2016 Concannon Vineyard Vintner’s Select Cabernet Sauvignon Paso Robles: Retail $20. 100% Cabernet Sauvignon. Concannon is a legendary name in the history of Northern California wine—the winery was founded in 1883 and is one of the few to survive Prohibition (largely due to the production of sacramental wines). Now a part of the rather mundanely titled “The Wine Group” Concannon still produces several high quality wines, and are best known, perhaps, for their Petite Sirah—they were likely the first to produce a varietal Petite. This wine, part of the CV (Concannon Vineyard) line, has a medium color for a Cabernet, with a nose of blackberry, raspberry, and green pepper. The palate is characterized by plenty of fruit: the raspberry is most prominent with some earthy notes, but it finishes with that luscious fruit. Minimal tannins on the backend, this is a wine for short-term consumption, and it is yummy. Very Good. 87-89 Points.

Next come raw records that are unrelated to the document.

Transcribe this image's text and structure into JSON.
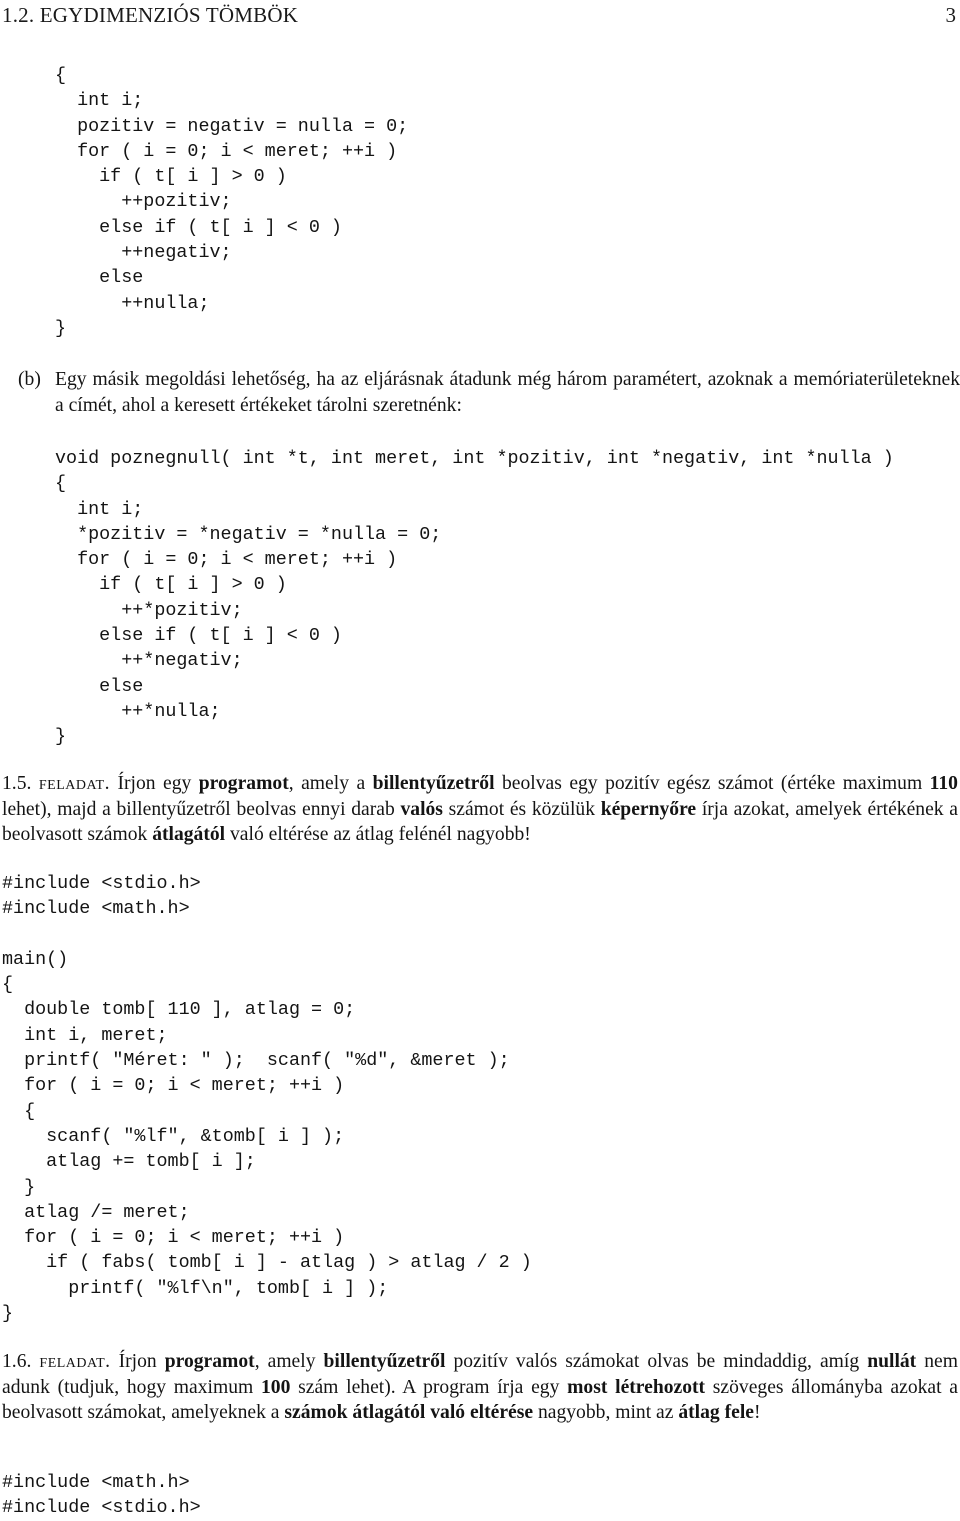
{
  "header": {
    "section_title": "1.2. EGYDIMENZIÓS TÖMBÖK",
    "page_number": "3"
  },
  "code_block_1": {
    "lines": [
      "{",
      "  int i;",
      "  pozitiv = negativ = nulla = 0;",
      "  for ( i = 0; i < meret; ++i )",
      "    if ( t[ i ] > 0 )",
      "      ++pozitiv;",
      "    else if ( t[ i ] < 0 )",
      "      ++negativ;",
      "    else",
      "      ++nulla;",
      "}"
    ]
  },
  "item_b": {
    "marker": "(b)",
    "text": "Egy másik megoldási lehetőség, ha az eljárásnak átadunk még három paramétert, azoknak a memóriaterületeknek a címét, ahol a keresett értékeket tárolni szeretnénk:"
  },
  "code_block_2": {
    "lines": [
      "void poznegnull( int *t, int meret, int *pozitiv, int *negativ, int *nulla )",
      "{",
      "  int i;",
      "  *pozitiv = *negativ = *nulla = 0;",
      "  for ( i = 0; i < meret; ++i )",
      "    if ( t[ i ] > 0 )",
      "      ++*pozitiv;",
      "    else if ( t[ i ] < 0 )",
      "      ++*negativ;",
      "    else",
      "      ++*nulla;",
      "}"
    ]
  },
  "exercise_1_5": {
    "number": "1.5.",
    "label": "feladat.",
    "segments": [
      {
        "text": "Írjon egy ",
        "bold": false
      },
      {
        "text": "programot",
        "bold": true
      },
      {
        "text": ", amely a ",
        "bold": false
      },
      {
        "text": "billentyűzetről",
        "bold": true
      },
      {
        "text": " beolvas egy pozitív egész számot (értéke maximum ",
        "bold": false
      },
      {
        "text": "110",
        "bold": true
      },
      {
        "text": " lehet), majd a billentyűzetről beolvas ennyi darab ",
        "bold": false
      },
      {
        "text": "valós",
        "bold": true
      },
      {
        "text": " számot és közülük ",
        "bold": false
      },
      {
        "text": "képernyőre",
        "bold": true
      },
      {
        "text": " írja azokat, amelyek értékének a beolvasott számok ",
        "bold": false
      },
      {
        "text": "átlagától",
        "bold": true
      },
      {
        "text": " való eltérése az átlag felénél nagyobb!",
        "bold": false
      }
    ]
  },
  "code_block_3": {
    "lines": [
      "#include <stdio.h>",
      "#include <math.h>",
      "",
      "main()",
      "{",
      "  double tomb[ 110 ], atlag = 0;",
      "  int i, meret;",
      "  printf( \"Méret: \" );  scanf( \"%d\", &meret );",
      "  for ( i = 0; i < meret; ++i )",
      "  {",
      "    scanf( \"%lf\", &tomb[ i ] );",
      "    atlag += tomb[ i ];",
      "  }",
      "  atlag /= meret;",
      "  for ( i = 0; i < meret; ++i )",
      "    if ( fabs( tomb[ i ] - atlag ) > atlag / 2 )",
      "      printf( \"%lf\\n\", tomb[ i ] );",
      "}"
    ]
  },
  "exercise_1_6": {
    "number": "1.6.",
    "label": "feladat.",
    "segments": [
      {
        "text": "Írjon ",
        "bold": false
      },
      {
        "text": "programot",
        "bold": true
      },
      {
        "text": ", amely ",
        "bold": false
      },
      {
        "text": "billentyűzetről",
        "bold": true
      },
      {
        "text": " pozitív valós számokat olvas be mindaddig, amíg ",
        "bold": false
      },
      {
        "text": "nullát",
        "bold": true
      },
      {
        "text": " nem adunk (tudjuk, hogy maximum ",
        "bold": false
      },
      {
        "text": "100",
        "bold": true
      },
      {
        "text": " szám lehet). A program írja egy ",
        "bold": false
      },
      {
        "text": "most létrehozott",
        "bold": true
      },
      {
        "text": " szöveges állományba azokat a beolvasott számokat, amelyeknek a ",
        "bold": false
      },
      {
        "text": "számok átlagától való eltérése",
        "bold": true
      },
      {
        "text": " nagyobb, mint az ",
        "bold": false
      },
      {
        "text": "átlag fele",
        "bold": true
      },
      {
        "text": "!",
        "bold": false
      }
    ]
  },
  "code_block_4": {
    "lines": [
      "#include <math.h>",
      "#include <stdio.h>"
    ]
  }
}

2016 Lucas & Lewellen Estate Hidden Asset Red Wine Santa Barbara County: Retail $29. 32% Malbec, 30% Merlot, 26% Syrah, 9% Petite Sirah, 2.5% Cabernet Franc. Lucas & Lewellen, one of the larger growers in Santa Barbara County with over 400 acres on the family owned estate. A dark, brooding wine with dark red fruit, sage, and clove. Fruity and jammy on the palate with a lush, heavy mouthfeel. After an hour or so open, this is fantastic on its own, but could benefit from some beefy protein. Texas BBQ anyone? Very Good to Outstanding. 88-90 Points.
2016 Troon Vineyard Vermentino Cuvée Rolle Applegate Valley Oregon: Retail $20. 90% Vermentino co-fermented with 10% Marsanne. Rolle is what the French call Vermentino, and constitutes nearly all of the white wine produced in Provence. While Rolle only accounts for about 5% of Provençal wine production, it is usually round and rich with a distinct tartness. That is why I wish the kind people at Troon would just dive in and call this Rolle, and ditch the “Vermentino” altogether. This is decidedly crafted in the French style with citrus, stone, and exotic fruit (lemon rind, pineapple, white peach) with a lip-smacking tartness, a mid-palate flintiness, and a sweet vanilla finish. Another winner from Troon. Outstanding. 90-92 Points.